I bought this book in a stupor after finishing another. That’s the best and worst part about the Kindle: I end up buying a book when I’ve just finished another, purely out of despair and loss aversion.
I didn’t think this book would be good, even after reading the first few chapters. Annie Duke is an academic-turned-poker-champion; she’s won a few big tournaments, but now makes her living on the speaking circuit. I’m pretty skeptical of anyone who makes a living telling people what they think, so I was mostly reading it out of a desire to not waste 10 bucks.
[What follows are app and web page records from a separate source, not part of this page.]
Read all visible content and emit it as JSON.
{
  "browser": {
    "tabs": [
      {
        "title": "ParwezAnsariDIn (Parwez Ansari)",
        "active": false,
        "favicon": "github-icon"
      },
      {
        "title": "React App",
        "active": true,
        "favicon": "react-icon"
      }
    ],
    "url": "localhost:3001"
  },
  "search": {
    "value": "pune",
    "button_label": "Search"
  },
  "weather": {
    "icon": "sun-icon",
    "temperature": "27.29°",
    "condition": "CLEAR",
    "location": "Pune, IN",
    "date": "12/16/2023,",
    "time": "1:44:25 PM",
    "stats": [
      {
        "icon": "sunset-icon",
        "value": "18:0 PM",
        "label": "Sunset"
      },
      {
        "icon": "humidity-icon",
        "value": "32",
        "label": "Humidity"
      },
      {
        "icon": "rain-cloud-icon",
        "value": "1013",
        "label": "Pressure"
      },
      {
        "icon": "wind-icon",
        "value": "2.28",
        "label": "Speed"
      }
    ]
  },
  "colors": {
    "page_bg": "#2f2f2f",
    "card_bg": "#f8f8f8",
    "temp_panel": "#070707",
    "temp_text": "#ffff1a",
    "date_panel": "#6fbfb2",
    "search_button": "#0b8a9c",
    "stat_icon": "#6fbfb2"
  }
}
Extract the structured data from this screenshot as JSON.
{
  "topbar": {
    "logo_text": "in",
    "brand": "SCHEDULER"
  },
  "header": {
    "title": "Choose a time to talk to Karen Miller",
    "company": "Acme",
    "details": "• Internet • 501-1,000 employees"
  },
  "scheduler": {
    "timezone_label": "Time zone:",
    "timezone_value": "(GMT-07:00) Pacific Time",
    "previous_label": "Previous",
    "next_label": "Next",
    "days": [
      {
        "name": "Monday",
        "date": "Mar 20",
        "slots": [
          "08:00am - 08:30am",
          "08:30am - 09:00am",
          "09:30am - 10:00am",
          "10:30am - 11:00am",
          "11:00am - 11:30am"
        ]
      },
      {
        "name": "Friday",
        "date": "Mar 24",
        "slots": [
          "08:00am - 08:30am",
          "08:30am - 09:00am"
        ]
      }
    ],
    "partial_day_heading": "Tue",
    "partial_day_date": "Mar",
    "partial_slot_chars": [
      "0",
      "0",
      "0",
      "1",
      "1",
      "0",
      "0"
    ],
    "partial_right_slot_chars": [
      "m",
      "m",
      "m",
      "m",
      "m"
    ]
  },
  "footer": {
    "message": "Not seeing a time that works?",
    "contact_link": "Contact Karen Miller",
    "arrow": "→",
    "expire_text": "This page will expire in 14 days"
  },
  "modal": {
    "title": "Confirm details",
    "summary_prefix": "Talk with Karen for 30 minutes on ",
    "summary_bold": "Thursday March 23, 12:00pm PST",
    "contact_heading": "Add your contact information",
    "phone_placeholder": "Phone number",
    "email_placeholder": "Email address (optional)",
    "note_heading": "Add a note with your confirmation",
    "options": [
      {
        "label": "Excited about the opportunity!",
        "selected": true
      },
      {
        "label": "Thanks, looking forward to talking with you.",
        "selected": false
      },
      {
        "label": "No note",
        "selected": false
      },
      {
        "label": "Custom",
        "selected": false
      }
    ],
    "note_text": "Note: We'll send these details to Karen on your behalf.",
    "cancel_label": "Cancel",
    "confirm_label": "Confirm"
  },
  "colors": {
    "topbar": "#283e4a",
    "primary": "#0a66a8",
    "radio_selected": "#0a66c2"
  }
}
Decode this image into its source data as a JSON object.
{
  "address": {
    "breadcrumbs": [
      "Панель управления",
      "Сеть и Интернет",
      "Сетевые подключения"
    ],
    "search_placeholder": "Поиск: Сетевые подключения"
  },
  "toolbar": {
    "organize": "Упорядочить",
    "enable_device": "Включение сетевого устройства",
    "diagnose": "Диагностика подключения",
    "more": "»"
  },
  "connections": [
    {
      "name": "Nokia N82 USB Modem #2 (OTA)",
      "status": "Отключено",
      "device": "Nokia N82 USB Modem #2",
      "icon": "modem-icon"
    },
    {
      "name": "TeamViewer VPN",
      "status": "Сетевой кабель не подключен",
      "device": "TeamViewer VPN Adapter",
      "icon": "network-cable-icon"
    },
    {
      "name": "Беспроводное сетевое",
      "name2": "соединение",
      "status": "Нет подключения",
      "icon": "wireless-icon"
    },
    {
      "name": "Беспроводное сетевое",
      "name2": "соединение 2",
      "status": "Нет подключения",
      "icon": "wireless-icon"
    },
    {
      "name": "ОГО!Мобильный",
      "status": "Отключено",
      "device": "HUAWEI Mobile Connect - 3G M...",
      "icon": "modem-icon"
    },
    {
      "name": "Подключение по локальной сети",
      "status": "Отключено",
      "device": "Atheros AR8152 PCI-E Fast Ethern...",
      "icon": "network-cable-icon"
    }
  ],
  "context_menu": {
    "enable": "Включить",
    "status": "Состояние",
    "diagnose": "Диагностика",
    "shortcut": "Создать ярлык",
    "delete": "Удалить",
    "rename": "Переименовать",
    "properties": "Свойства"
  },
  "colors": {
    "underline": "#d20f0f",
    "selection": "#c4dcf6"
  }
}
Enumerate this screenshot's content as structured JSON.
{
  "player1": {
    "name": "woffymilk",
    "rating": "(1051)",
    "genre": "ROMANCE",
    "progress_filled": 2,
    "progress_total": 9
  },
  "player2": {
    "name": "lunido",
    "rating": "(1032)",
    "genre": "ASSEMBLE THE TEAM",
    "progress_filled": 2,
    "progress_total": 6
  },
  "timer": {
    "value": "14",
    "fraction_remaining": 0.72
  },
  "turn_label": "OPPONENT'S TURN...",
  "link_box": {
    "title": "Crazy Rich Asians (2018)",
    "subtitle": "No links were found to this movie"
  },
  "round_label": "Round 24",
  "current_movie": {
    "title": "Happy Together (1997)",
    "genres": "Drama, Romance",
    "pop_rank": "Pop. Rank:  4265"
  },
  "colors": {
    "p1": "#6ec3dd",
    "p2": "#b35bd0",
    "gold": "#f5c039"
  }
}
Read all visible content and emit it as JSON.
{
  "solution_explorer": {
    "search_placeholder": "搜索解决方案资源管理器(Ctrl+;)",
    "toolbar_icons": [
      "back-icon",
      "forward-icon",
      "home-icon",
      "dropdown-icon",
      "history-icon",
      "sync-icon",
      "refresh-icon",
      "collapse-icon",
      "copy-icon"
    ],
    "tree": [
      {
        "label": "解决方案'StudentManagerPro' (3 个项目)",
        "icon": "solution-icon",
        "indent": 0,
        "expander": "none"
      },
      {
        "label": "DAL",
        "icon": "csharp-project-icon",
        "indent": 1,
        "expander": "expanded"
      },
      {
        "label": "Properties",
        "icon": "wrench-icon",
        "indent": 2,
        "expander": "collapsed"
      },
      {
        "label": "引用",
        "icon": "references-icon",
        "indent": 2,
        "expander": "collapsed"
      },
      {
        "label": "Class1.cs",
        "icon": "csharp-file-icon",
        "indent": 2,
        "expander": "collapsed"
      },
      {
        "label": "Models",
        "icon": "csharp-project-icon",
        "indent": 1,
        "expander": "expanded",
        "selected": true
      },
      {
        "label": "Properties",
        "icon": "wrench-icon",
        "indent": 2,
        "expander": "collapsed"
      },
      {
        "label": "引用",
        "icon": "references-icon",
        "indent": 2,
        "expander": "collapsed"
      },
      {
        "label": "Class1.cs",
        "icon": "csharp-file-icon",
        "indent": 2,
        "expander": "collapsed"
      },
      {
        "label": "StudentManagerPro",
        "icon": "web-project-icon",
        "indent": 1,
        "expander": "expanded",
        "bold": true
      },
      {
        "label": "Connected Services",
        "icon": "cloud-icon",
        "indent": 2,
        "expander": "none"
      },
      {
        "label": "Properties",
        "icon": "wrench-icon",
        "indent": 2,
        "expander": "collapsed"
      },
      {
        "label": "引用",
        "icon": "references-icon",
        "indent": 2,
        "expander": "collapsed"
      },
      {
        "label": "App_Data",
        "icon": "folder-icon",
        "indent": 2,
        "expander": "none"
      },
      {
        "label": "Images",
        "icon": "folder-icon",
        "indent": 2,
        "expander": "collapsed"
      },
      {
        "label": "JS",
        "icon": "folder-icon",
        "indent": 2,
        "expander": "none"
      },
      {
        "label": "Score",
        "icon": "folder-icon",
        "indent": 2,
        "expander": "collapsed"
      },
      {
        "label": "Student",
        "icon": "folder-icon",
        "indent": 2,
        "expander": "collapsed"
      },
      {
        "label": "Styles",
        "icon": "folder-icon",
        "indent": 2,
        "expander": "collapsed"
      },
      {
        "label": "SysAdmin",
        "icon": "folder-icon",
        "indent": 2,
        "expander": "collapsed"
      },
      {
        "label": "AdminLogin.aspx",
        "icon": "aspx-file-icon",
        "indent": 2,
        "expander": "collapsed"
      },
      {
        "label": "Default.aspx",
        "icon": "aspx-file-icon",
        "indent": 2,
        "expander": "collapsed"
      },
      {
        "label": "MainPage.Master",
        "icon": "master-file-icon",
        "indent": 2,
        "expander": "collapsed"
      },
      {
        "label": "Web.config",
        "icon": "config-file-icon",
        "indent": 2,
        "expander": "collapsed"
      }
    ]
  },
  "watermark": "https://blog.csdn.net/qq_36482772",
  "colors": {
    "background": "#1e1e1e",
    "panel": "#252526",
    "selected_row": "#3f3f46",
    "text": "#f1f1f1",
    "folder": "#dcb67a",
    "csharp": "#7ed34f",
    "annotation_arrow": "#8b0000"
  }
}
I was pleasantly surprised by the core material of the book. It boils down to this: the quality of your decisions and the quality of the results of your choices are not perfectly correlated. You can make a great decision that turns out poorly, or a poor decision that turns out favorably. Learning the difference between poor decisions and poor outcomes is the key to improving your decision making skills.
This core is well-supported by lots of allusions to sports and betting, which I found entertaining enough to carry my attention. If you can get this one on sale, used, or from a library, it’s worth it. Otherwise, no real mind-blowing wisdom here.